▶ [EXERCISE DIRECTIONS]: Whichever lines of the entries hold the word "kokelas" should be identified and copied.
►
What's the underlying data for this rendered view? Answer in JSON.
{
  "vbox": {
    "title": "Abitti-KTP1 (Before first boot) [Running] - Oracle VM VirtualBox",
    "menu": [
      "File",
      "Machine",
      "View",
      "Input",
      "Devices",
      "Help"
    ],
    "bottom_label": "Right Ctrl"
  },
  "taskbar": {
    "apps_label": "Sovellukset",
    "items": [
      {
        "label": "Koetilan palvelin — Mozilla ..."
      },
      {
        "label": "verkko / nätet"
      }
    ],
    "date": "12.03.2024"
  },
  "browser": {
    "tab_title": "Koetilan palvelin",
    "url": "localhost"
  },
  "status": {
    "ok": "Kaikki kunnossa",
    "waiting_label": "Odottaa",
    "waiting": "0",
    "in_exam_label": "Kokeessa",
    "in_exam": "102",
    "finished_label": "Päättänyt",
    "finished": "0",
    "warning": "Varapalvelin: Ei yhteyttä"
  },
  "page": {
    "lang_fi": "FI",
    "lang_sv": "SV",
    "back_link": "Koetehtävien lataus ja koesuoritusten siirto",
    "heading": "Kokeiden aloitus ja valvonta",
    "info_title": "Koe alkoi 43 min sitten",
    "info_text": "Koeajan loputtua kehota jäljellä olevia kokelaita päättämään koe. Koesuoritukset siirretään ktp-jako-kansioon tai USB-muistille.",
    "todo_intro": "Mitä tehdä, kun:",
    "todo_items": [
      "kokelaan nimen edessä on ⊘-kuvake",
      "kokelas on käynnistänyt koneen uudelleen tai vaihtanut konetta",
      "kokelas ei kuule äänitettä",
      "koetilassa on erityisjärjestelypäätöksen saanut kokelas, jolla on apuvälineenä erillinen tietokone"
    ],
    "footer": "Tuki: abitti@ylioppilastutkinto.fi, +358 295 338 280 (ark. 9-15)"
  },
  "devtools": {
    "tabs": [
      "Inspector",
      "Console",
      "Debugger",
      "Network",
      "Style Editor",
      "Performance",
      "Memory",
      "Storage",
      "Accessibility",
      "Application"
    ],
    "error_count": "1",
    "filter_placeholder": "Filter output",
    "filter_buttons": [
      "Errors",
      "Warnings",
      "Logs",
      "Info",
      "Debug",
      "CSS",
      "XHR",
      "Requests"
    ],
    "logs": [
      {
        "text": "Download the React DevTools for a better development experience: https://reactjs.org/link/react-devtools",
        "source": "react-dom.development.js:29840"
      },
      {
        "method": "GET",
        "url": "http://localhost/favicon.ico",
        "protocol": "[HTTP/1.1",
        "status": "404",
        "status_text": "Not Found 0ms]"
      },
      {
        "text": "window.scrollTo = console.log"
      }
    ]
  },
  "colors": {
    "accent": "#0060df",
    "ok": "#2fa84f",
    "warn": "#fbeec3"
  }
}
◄
▶ [ANSWER TO THIS PROBLEM]:
      "kokelas on käynnistänyt koneen uudelleen tai vaihtanut konetta",
      "kokelas ei kuule äänitettä",
      "koetilassa on erityisjärjestelypäätöksen saanut kokelas, jolla on apuvälineenä erillinen tietokone"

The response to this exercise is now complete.